Leslie M. Fine, author of “The Bottom Line: Marketing & Firm Performance,” analyzes how marketing relates to how well the firm does overall. A majority of the article is focused on how customer relations’ impact firm performance and can affect shareholder wealth. Firms improving customer equity and reducing the firm’s cash needs, will influence the net present value of the firm. Within recent years, there has been an increase in the awareness that firms should be able to demonstrate that marketing actions affect financial outcomes. Along with this awareness, marketers have realized that the investor is also the customer, especially at the initial IPO, and leading companies to report customer equity statements and customer equity flow statements.
The article notes various studies that have been conducted analyzing the impact of customer satisfaction in relation to areas such as the “stock value gap,” performance of portfolios and the impact of marketing, research and development and operations on firm performance. The studies concluded that “doing what’s right for the customer is doing what’s right for the firm and shareholder value.” Customer satisfaction has a significant impact on the “stock value gap” when compare to the top competitor, meaning the lesser the gap the higher the customer satisfaction ratings of the firm. In relation to portfolio performance, the study indicated that portfolios with firms that had high satisfaction scores produced positive trend portfolios. Over a 10-year period those positive trend portfolios yield better than others and more impressively better than the S&P 500.

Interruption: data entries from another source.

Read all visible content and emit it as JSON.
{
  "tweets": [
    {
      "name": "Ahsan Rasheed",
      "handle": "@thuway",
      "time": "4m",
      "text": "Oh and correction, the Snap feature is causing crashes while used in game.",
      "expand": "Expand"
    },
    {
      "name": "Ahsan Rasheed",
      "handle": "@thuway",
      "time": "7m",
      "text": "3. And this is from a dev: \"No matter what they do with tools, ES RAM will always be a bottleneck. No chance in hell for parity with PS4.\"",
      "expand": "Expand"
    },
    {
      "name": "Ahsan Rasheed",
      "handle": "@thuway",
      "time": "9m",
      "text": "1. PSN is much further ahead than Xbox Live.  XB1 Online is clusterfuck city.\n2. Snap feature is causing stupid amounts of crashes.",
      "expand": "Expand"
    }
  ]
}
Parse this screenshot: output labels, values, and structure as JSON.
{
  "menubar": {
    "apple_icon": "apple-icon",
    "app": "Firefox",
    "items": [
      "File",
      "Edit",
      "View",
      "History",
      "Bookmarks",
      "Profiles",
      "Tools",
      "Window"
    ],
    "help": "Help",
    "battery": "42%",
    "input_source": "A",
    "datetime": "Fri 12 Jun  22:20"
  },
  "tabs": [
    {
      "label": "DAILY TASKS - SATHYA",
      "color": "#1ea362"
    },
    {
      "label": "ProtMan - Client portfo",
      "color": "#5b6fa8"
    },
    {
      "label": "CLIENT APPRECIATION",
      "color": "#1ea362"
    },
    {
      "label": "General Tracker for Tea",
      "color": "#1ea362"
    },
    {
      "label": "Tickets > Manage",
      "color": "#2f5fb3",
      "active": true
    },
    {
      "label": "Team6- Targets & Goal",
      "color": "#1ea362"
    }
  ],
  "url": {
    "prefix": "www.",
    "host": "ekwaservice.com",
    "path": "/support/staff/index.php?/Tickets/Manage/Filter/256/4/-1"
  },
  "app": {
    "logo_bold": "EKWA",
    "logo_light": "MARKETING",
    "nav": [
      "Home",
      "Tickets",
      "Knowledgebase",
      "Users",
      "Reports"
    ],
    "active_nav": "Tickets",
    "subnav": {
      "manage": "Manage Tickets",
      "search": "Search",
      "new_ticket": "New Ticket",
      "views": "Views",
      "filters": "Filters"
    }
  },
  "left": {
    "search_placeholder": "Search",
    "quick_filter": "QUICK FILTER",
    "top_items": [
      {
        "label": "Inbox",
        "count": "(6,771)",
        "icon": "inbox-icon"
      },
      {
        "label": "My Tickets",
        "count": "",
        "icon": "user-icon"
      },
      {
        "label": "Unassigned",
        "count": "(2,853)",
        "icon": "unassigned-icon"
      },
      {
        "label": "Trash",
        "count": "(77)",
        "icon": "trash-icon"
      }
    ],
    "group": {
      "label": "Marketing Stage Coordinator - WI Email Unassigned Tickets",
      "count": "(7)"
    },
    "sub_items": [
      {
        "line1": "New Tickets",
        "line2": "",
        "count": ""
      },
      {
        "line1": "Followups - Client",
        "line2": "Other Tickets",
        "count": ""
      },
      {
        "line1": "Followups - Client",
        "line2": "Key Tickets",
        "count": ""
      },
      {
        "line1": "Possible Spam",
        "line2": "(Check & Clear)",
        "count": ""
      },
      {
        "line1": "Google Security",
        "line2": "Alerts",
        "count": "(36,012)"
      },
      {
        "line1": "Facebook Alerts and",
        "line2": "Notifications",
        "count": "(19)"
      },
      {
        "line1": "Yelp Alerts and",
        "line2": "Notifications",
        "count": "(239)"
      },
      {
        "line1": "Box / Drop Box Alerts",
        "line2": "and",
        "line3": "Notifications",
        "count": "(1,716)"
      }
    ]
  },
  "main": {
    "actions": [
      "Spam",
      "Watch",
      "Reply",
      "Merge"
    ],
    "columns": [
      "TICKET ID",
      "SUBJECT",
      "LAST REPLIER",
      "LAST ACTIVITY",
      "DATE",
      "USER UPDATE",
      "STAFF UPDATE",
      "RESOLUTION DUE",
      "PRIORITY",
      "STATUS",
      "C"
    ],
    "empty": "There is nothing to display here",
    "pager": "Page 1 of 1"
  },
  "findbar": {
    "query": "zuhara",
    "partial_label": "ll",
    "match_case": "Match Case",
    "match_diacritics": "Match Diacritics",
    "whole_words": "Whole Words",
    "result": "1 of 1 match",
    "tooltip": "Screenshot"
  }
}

Through reading this article I began to see clearly the importance and relevance of marketing to the success of the firm. As shown by the research indicated in this article, firms should begin to place an additional emphasis of the marketing function throughout the firm. I was particularly interested in the idea of having a Chief Marketing Officer in the boardroom. The idea of having a voice for the customer in the boardroom is positive in all aspects. Firms with a CMO offer additional input if the goal of the firm is to pursue innovation, differentiation and complex branding initiatives. As seen in the articles for this week, innovation and differentiate can excel a firm greatly. Having a CMO will only offer an additional benefit to the firm.
Fine also included a section on the “Bond strategies effecting the firm,” which analyzed that the perceived brand relevance and brand energy provide incremental information to explain stock returns other than the information explained by accounting measures. This section focuses on how mergers and acquisitions use this analysis to determine the value of the target firm. This was interesting to me due to the focus of mergers and acquisitions being on the customer base of the target firm. Typically, my first thought in relation to mergers and acquisitions would be to consider the balance sheet and stock value of the firm as to how the particular target firm could be beneficial. After reading this article I would like to know how much these studies have sparked firms to begin doing in-house research, as well as how many have began focusing on the customer as a driving factor to the shareholder value of the company and performance of the firm.